I got a note the other day from Henry "Bud" Hebeler. He runs the financial website analyzenow.com. Bud's advice is always good. In his note he said that " you know things are tough when even our local Kent, WA, courts are offering to let people pay their fines using a "flexible payment plan." People are searching both for ways to save in this environment as well as to find prudent ways to invest their money."
Here are his ideas. Hopefully, you'll find some savings inspiration.
Decide how much you should be saving as the first step. (Web sites can help with this.)
Establish a lower family budget that satisfies your savings goal and stay within it.
Arrange for automatic savings deposits from your paychecks.
Sell things you don't really need on the Net or elsewhere.
Downsize your home or rent. Renting provides mobility to get jobs elsewhere in the country.
Move in with relatives or friends.
Grow your own vegetables.
Buy items with cash, not with loans.
Rule out cars, cell phones or IPods for children--or even for yourselves.
Make do with old computers, and software. Use no downloads requiring payments.
May be able to get lower cost TV, internet and telephone services.
Turn down the thermostat and wear sweaters.
Consider refinancing your mortgage if interest rates now significantly lower.
Older people may not need life insurance or long-term-care insurance.
Increase your income:
Rent out a room in your house.
Get a second career. Perhaps teach, start delivery service, tutor, etc.

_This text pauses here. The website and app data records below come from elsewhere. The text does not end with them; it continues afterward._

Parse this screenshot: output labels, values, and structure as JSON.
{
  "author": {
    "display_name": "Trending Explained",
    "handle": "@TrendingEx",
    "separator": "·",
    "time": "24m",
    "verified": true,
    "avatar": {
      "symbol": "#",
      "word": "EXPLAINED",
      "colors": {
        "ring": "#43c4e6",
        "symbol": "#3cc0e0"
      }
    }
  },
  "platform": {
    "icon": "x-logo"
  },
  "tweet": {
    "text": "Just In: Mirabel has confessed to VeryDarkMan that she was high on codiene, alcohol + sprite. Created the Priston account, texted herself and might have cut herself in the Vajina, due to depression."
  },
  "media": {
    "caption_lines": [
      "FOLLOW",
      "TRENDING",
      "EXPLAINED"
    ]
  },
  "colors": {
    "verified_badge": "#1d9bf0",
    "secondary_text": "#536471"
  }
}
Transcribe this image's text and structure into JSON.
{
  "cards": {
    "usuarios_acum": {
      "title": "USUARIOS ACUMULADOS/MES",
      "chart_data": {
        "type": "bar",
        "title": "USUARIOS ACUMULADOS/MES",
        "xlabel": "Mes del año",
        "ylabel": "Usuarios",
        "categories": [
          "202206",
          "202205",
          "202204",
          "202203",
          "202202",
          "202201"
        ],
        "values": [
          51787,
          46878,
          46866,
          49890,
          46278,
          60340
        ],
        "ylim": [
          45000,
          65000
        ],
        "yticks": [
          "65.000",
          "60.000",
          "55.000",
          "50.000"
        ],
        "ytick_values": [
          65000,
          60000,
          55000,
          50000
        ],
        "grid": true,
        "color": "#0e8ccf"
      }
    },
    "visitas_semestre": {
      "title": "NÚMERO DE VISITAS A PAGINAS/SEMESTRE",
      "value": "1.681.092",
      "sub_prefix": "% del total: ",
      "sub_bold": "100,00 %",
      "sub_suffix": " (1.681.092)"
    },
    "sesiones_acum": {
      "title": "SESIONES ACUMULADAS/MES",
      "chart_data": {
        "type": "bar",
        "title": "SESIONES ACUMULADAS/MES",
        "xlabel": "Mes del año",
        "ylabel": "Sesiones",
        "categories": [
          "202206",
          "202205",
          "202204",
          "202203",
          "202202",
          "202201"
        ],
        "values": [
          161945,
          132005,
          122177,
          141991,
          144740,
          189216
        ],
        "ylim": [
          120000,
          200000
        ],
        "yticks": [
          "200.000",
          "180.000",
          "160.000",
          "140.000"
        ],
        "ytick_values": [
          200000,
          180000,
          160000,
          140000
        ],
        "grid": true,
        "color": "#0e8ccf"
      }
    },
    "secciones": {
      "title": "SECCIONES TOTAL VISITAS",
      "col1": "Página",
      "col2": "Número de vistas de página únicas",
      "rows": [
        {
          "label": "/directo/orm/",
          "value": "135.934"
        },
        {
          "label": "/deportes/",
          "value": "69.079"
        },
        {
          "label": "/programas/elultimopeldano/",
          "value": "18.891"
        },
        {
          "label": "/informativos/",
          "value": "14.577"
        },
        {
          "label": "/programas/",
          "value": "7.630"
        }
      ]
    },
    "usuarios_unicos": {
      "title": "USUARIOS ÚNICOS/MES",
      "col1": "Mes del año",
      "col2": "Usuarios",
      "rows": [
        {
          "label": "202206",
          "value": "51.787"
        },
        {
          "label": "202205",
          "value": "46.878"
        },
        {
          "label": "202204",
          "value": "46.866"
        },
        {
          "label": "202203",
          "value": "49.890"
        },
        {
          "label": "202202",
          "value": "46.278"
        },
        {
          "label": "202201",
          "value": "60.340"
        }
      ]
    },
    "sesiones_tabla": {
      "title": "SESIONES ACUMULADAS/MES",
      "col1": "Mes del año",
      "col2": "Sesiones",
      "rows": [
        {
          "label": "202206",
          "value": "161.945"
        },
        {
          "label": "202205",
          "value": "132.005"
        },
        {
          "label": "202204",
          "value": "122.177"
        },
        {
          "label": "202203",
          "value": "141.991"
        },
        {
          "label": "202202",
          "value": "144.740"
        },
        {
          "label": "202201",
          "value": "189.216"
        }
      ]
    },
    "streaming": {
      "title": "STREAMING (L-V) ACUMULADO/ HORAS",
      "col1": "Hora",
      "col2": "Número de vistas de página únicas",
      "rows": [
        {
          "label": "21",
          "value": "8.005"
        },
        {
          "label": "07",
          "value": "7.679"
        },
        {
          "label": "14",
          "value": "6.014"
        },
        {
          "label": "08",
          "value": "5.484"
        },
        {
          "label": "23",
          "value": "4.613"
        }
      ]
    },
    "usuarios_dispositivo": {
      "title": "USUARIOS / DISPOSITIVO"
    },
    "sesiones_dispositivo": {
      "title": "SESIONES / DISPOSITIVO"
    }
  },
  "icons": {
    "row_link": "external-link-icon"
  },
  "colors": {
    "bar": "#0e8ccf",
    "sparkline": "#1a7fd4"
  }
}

See about part or full time employment for an unemployed spouse.
Encourage teenagers to work on weekends and pay for some of their own expenses.
Reduce personal debts. When debt interest rates are higher than the return you can get from investments, paying debt off early is usually the best investment you can make.
Consider Savings I bonds for the entire family. They are available from local banks and treasurydirect.gov.
Invest in certificates of deposits (CDs). (Available from many sources. See bankrate.com)
Buy Treasury Inflation Protected Securities (TIPS) in self directed IRAs or from treasurydirect.gov.
Take advantage of tax deductions, Roth IRAs and 401(k)s and tax-exempt bonds if you are in a higher income bracket.
Use FDIC insured accounts for immediate cash needs.
Buy bonds, not bond funds. (Increasing interest rates will destroy bond fund principal.)
Change to mutual funds with low upfront costs, low management fees and no kickbacks to advisors.
Use financial advisors with low fees and no commissions.
Good health is the best medical and long-term-care insurance you can buy.
I recently was operated on by one of the most famous orthopedic surgeons. Not noted for his bedside manners, he gave both my wife and me a lecture on eating lots of dark green vegetables and fish, but no red meat or deserts. Then he gave me a number of pages describing exercises I should do. So--
Eat only healthy foods
Exercise and keep weight under control.